Protesters shut down a San Francisco subway station Monday, angry about a transit police officer shooting a drunk man at a station earlier this month.
A group called "No Justice, No BART" -- which formed after the 2009 shooting of an unarmed passenger by a Bay Area Rapid Transit Police officer -- organized the spirited, albeit largely peaceful rally centered at the city's Civic Center stop. That officer was eventually found guilty of involuntary manslaughter in Oscar Grant's death.
The transit system, known in San Francisco as BART, said on its website that the more recent shooting occurred July 3, after police dispatchers got a call about "a drunk who was unsteady on his feet and in danger of falling off the platform."

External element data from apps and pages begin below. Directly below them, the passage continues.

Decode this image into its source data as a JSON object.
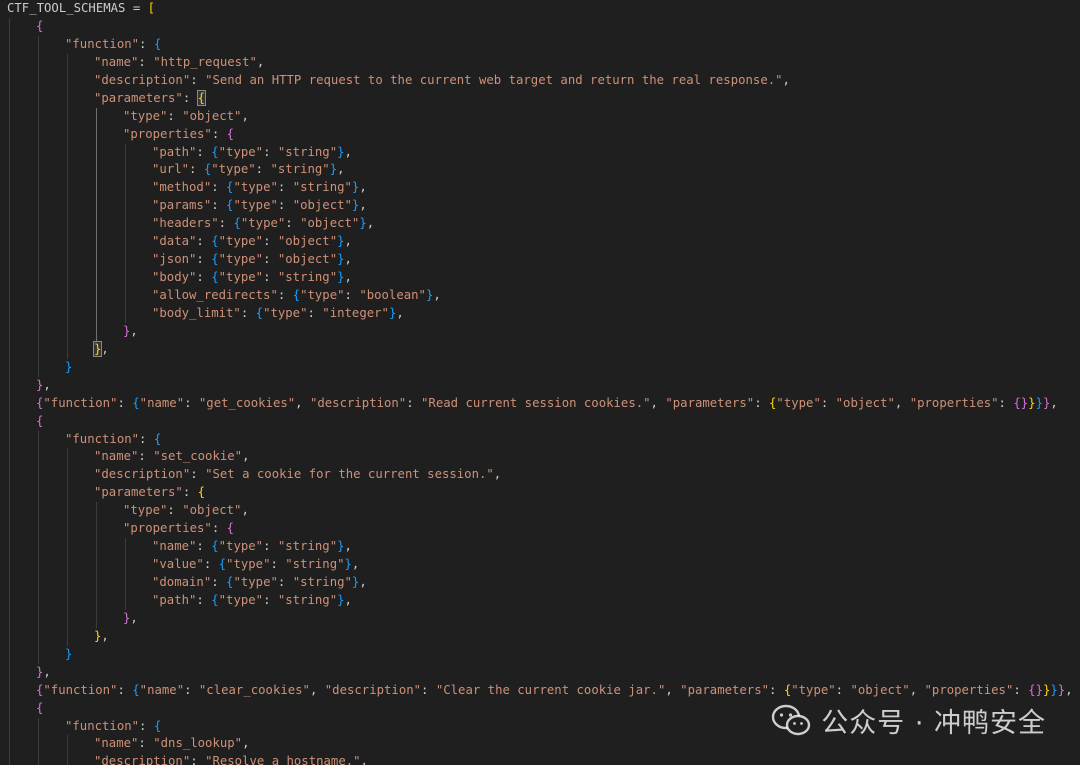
{
  "theme": {
    "background": "#1f1f1f",
    "text": "#cccccc",
    "key": "#9cdcfe",
    "string": "#ce9178",
    "bracket_level_1": "#ffd700",
    "bracket_level_2": "#da70d6",
    "bracket_level_3": "#179fff"
  },
  "editor": {
    "lines": [
      {
        "indent": 0,
        "tokens": [
          [
            "ident",
            "CTF_TOOL_SCHEMAS = "
          ],
          [
            "b1",
            "["
          ]
        ]
      },
      {
        "indent": 1,
        "tokens": [
          [
            "b2",
            "{"
          ]
        ]
      },
      {
        "indent": 2,
        "tokens": [
          [
            "str",
            "\"function\""
          ],
          [
            "punct",
            ": "
          ],
          [
            "b3",
            "{"
          ]
        ]
      },
      {
        "indent": 3,
        "tokens": [
          [
            "str",
            "\"name\""
          ],
          [
            "punct",
            ": "
          ],
          [
            "str",
            "\"http_request\""
          ],
          [
            "punct",
            ","
          ]
        ]
      },
      {
        "indent": 3,
        "tokens": [
          [
            "str",
            "\"description\""
          ],
          [
            "punct",
            ": "
          ],
          [
            "str",
            "\"Send an HTTP request to the current web target and return the real response.\""
          ],
          [
            "punct",
            ","
          ]
        ]
      },
      {
        "indent": 3,
        "tokens": [
          [
            "str",
            "\"parameters\""
          ],
          [
            "punct",
            ": "
          ],
          [
            "b1m",
            "{"
          ]
        ]
      },
      {
        "indent": 4,
        "tokens": [
          [
            "str",
            "\"type\""
          ],
          [
            "punct",
            ": "
          ],
          [
            "str",
            "\"object\""
          ],
          [
            "punct",
            ","
          ]
        ]
      },
      {
        "indent": 4,
        "tokens": [
          [
            "str",
            "\"properties\""
          ],
          [
            "punct",
            ": "
          ],
          [
            "b2",
            "{"
          ]
        ]
      },
      {
        "indent": 5,
        "tokens": [
          [
            "str",
            "\"path\""
          ],
          [
            "punct",
            ": "
          ],
          [
            "b3",
            "{"
          ],
          [
            "str",
            "\"type\""
          ],
          [
            "punct",
            ": "
          ],
          [
            "str",
            "\"string\""
          ],
          [
            "b3",
            "}"
          ],
          [
            "punct",
            ","
          ]
        ]
      },
      {
        "indent": 5,
        "tokens": [
          [
            "str",
            "\"url\""
          ],
          [
            "punct",
            ": "
          ],
          [
            "b3",
            "{"
          ],
          [
            "str",
            "\"type\""
          ],
          [
            "punct",
            ": "
          ],
          [
            "str",
            "\"string\""
          ],
          [
            "b3",
            "}"
          ],
          [
            "punct",
            ","
          ]
        ]
      },
      {
        "indent": 5,
        "tokens": [
          [
            "str",
            "\"method\""
          ],
          [
            "punct",
            ": "
          ],
          [
            "b3",
            "{"
          ],
          [
            "str",
            "\"type\""
          ],
          [
            "punct",
            ": "
          ],
          [
            "str",
            "\"string\""
          ],
          [
            "b3",
            "}"
          ],
          [
            "punct",
            ","
          ]
        ]
      },
      {
        "indent": 5,
        "tokens": [
          [
            "str",
            "\"params\""
          ],
          [
            "punct",
            ": "
          ],
          [
            "b3",
            "{"
          ],
          [
            "str",
            "\"type\""
          ],
          [
            "punct",
            ": "
          ],
          [
            "str",
            "\"object\""
          ],
          [
            "b3",
            "}"
          ],
          [
            "punct",
            ","
          ]
        ]
      },
      {
        "indent": 5,
        "tokens": [
          [
            "str",
            "\"headers\""
          ],
          [
            "punct",
            ": "
          ],
          [
            "b3",
            "{"
          ],
          [
            "str",
            "\"type\""
          ],
          [
            "punct",
            ": "
          ],
          [
            "str",
            "\"object\""
          ],
          [
            "b3",
            "}"
          ],
          [
            "punct",
            ","
          ]
        ]
      },
      {
        "indent": 5,
        "tokens": [
          [
            "str",
            "\"data\""
          ],
          [
            "punct",
            ": "
          ],
          [
            "b3",
            "{"
          ],
          [
            "str",
            "\"type\""
          ],
          [
            "punct",
            ": "
          ],
          [
            "str",
            "\"object\""
          ],
          [
            "b3",
            "}"
          ],
          [
            "punct",
            ","
          ]
        ]
      },
      {
        "indent": 5,
        "tokens": [
          [
            "str",
            "\"json\""
          ],
          [
            "punct",
            ": "
          ],
          [
            "b3",
            "{"
          ],
          [
            "str",
            "\"type\""
          ],
          [
            "punct",
            ": "
          ],
          [
            "str",
            "\"object\""
          ],
          [
            "b3",
            "}"
          ],
          [
            "punct",
            ","
          ]
        ]
      },
      {
        "indent": 5,
        "tokens": [
          [
            "str",
            "\"body\""
          ],
          [
            "punct",
            ": "
          ],
          [
            "b3",
            "{"
          ],
          [
            "str",
            "\"type\""
          ],
          [
            "punct",
            ": "
          ],
          [
            "str",
            "\"string\""
          ],
          [
            "b3",
            "}"
          ],
          [
            "punct",
            ","
          ]
        ]
      },
      {
        "indent": 5,
        "tokens": [
          [
            "str",
            "\"allow_redirects\""
          ],
          [
            "punct",
            ": "
          ],
          [
            "b3",
            "{"
          ],
          [
            "str",
            "\"type\""
          ],
          [
            "punct",
            ": "
          ],
          [
            "str",
            "\"boolean\""
          ],
          [
            "b3",
            "}"
          ],
          [
            "punct",
            ","
          ]
        ]
      },
      {
        "indent": 5,
        "tokens": [
          [
            "str",
            "\"body_limit\""
          ],
          [
            "punct",
            ": "
          ],
          [
            "b3",
            "{"
          ],
          [
            "str",
            "\"type\""
          ],
          [
            "punct",
            ": "
          ],
          [
            "str",
            "\"integer\""
          ],
          [
            "b3",
            "}"
          ],
          [
            "punct",
            ","
          ]
        ]
      },
      {
        "indent": 4,
        "tokens": [
          [
            "b2",
            "}"
          ],
          [
            "punct",
            ","
          ]
        ]
      },
      {
        "indent": 3,
        "tokens": [
          [
            "b1m",
            "}"
          ],
          [
            "punct",
            ","
          ]
        ]
      },
      {
        "indent": 2,
        "tokens": [
          [
            "b3",
            "}"
          ]
        ]
      },
      {
        "indent": 1,
        "tokens": [
          [
            "b2",
            "}"
          ],
          [
            "punct",
            ","
          ]
        ]
      },
      {
        "indent": 1,
        "tokens": [
          [
            "b2",
            "{"
          ],
          [
            "str",
            "\"function\""
          ],
          [
            "punct",
            ": "
          ],
          [
            "b3",
            "{"
          ],
          [
            "str",
            "\"name\""
          ],
          [
            "punct",
            ": "
          ],
          [
            "str",
            "\"get_cookies\""
          ],
          [
            "punct",
            ", "
          ],
          [
            "str",
            "\"description\""
          ],
          [
            "punct",
            ": "
          ],
          [
            "str",
            "\"Read current session cookies.\""
          ],
          [
            "punct",
            ", "
          ],
          [
            "str",
            "\"parameters\""
          ],
          [
            "punct",
            ": "
          ],
          [
            "b1",
            "{"
          ],
          [
            "str",
            "\"type\""
          ],
          [
            "punct",
            ": "
          ],
          [
            "str",
            "\"object\""
          ],
          [
            "punct",
            ", "
          ],
          [
            "str",
            "\"properties\""
          ],
          [
            "punct",
            ": "
          ],
          [
            "b2",
            "{}"
          ],
          [
            "b1",
            "}"
          ],
          [
            "b3",
            "}"
          ],
          [
            "b2",
            "}"
          ],
          [
            "punct",
            ","
          ]
        ]
      },
      {
        "indent": 1,
        "tokens": [
          [
            "b2",
            "{"
          ]
        ]
      },
      {
        "indent": 2,
        "tokens": [
          [
            "str",
            "\"function\""
          ],
          [
            "punct",
            ": "
          ],
          [
            "b3",
            "{"
          ]
        ]
      },
      {
        "indent": 3,
        "tokens": [
          [
            "str",
            "\"name\""
          ],
          [
            "punct",
            ": "
          ],
          [
            "str",
            "\"set_cookie\""
          ],
          [
            "punct",
            ","
          ]
        ]
      },
      {
        "indent": 3,
        "tokens": [
          [
            "str",
            "\"description\""
          ],
          [
            "punct",
            ": "
          ],
          [
            "str",
            "\"Set a cookie for the current session.\""
          ],
          [
            "punct",
            ","
          ]
        ]
      },
      {
        "indent": 3,
        "tokens": [
          [
            "str",
            "\"parameters\""
          ],
          [
            "punct",
            ": "
          ],
          [
            "b1",
            "{"
          ]
        ]
      },
      {
        "indent": 4,
        "tokens": [
          [
            "str",
            "\"type\""
          ],
          [
            "punct",
            ": "
          ],
          [
            "str",
            "\"object\""
          ],
          [
            "punct",
            ","
          ]
        ]
      },
      {
        "indent": 4,
        "tokens": [
          [
            "str",
            "\"properties\""
          ],
          [
            "punct",
            ": "
          ],
          [
            "b2",
            "{"
          ]
        ]
      },
      {
        "indent": 5,
        "tokens": [
          [
            "str",
            "\"name\""
          ],
          [
            "punct",
            ": "
          ],
          [
            "b3",
            "{"
          ],
          [
            "str",
            "\"type\""
          ],
          [
            "punct",
            ": "
          ],
          [
            "str",
            "\"string\""
          ],
          [
            "b3",
            "}"
          ],
          [
            "punct",
            ","
          ]
        ]
      },
      {
        "indent": 5,
        "tokens": [
          [
            "str",
            "\"value\""
          ],
          [
            "punct",
            ": "
          ],
          [
            "b3",
            "{"
          ],
          [
            "str",
            "\"type\""
          ],
          [
            "punct",
            ": "
          ],
          [
            "str",
            "\"string\""
          ],
          [
            "b3",
            "}"
          ],
          [
            "punct",
            ","
          ]
        ]
      },
      {
        "indent": 5,
        "tokens": [
          [
            "str",
            "\"domain\""
          ],
          [
            "punct",
            ": "
          ],
          [
            "b3",
            "{"
          ],
          [
            "str",
            "\"type\""
          ],
          [
            "punct",
            ": "
          ],
          [
            "str",
            "\"string\""
          ],
          [
            "b3",
            "}"
          ],
          [
            "punct",
            ","
          ]
        ]
      },
      {
        "indent": 5,
        "tokens": [
          [
            "str",
            "\"path\""
          ],
          [
            "punct",
            ": "
          ],
          [
            "b3",
            "{"
          ],
          [
            "str",
            "\"type\""
          ],
          [
            "punct",
            ": "
          ],
          [
            "str",
            "\"string\""
          ],
          [
            "b3",
            "}"
          ],
          [
            "punct",
            ","
          ]
        ]
      },
      {
        "indent": 4,
        "tokens": [
          [
            "b2",
            "}"
          ],
          [
            "punct",
            ","
          ]
        ]
      },
      {
        "indent": 3,
        "tokens": [
          [
            "b1",
            "}"
          ],
          [
            "punct",
            ","
          ]
        ]
      },
      {
        "indent": 2,
        "tokens": [
          [
            "b3",
            "}"
          ]
        ]
      },
      {
        "indent": 1,
        "tokens": [
          [
            "b2",
            "}"
          ],
          [
            "punct",
            ","
          ]
        ]
      },
      {
        "indent": 1,
        "tokens": [
          [
            "b2",
            "{"
          ],
          [
            "str",
            "\"function\""
          ],
          [
            "punct",
            ": "
          ],
          [
            "b3",
            "{"
          ],
          [
            "str",
            "\"name\""
          ],
          [
            "punct",
            ": "
          ],
          [
            "str",
            "\"clear_cookies\""
          ],
          [
            "punct",
            ", "
          ],
          [
            "str",
            "\"description\""
          ],
          [
            "punct",
            ": "
          ],
          [
            "str",
            "\"Clear the current cookie jar.\""
          ],
          [
            "punct",
            ", "
          ],
          [
            "str",
            "\"parameters\""
          ],
          [
            "punct",
            ": "
          ],
          [
            "b1",
            "{"
          ],
          [
            "str",
            "\"type\""
          ],
          [
            "punct",
            ": "
          ],
          [
            "str",
            "\"object\""
          ],
          [
            "punct",
            ", "
          ],
          [
            "str",
            "\"properties\""
          ],
          [
            "punct",
            ": "
          ],
          [
            "b2",
            "{}"
          ],
          [
            "b1",
            "}"
          ],
          [
            "b3",
            "}"
          ],
          [
            "b2",
            "}"
          ],
          [
            "punct",
            ","
          ]
        ]
      },
      {
        "indent": 1,
        "tokens": [
          [
            "b2",
            "{"
          ]
        ]
      },
      {
        "indent": 2,
        "tokens": [
          [
            "str",
            "\"function\""
          ],
          [
            "punct",
            ": "
          ],
          [
            "b3",
            "{"
          ]
        ]
      },
      {
        "indent": 3,
        "tokens": [
          [
            "str",
            "\"name\""
          ],
          [
            "punct",
            ": "
          ],
          [
            "str",
            "\"dns_lookup\""
          ],
          [
            "punct",
            ","
          ]
        ]
      },
      {
        "indent": 3,
        "tokens": [
          [
            "str",
            "\"description\""
          ],
          [
            "punct",
            ": "
          ],
          [
            "str",
            "\"Resolve a hostname.\""
          ],
          [
            "punct",
            ","
          ]
        ]
      }
    ]
  },
  "watermark": {
    "text": "公众号 · 冲鸭安全",
    "icon": "wechat-icon"
  }
}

Two BART officers arrived on the scene at 9:45 p.m. And a minute later, the man -- later identified as 45-year-old Charles Hill -- was shot after a confrontation with police. The shooting victim was taken by paramedics to a local hospital, and pronounced dead later that night.
In a subsequent statement, BART identified Hill as a "suspect" who is "said to have had no known address."
But the scores who attended Monday's "civil disturbance" loudly voiced their view that the Hill was a victim, who died without just cause at the hands of a transit police officer.
With a slew of reporters, photographers and cameramen in sight, the demonstrators packed a BART train. They reeled off a number of chants including "No justice, no peace" and "Murderers, justice."
The protest prompted the BART system to halt service in and out of its Civic Center stop, the agency announced in an alert. The 16th Street Mission station also closed down, while major delays were reported all around the city.
No one has been charged in the shooting, which is the sixth in the system's 40-year history, according to BART.
Yet while there has been no admission of police wrongdoing, the San Francisco transit system has charged its "first-ever Independent Police Auditor," according to a statement posted Monday on its website.
Mark Smith -- who was hired in part to promote public confidence in BART in the wake of the 2009 shooting -- had been on the job for all of one week when Hill's shooting occurred.
"It is a great relief that the independent auditor is in place to reassure the public that the investigation into the officer-involved shooting is conducted with the highest integrity and greatest level of transparency," BART board president Bob Franklin said.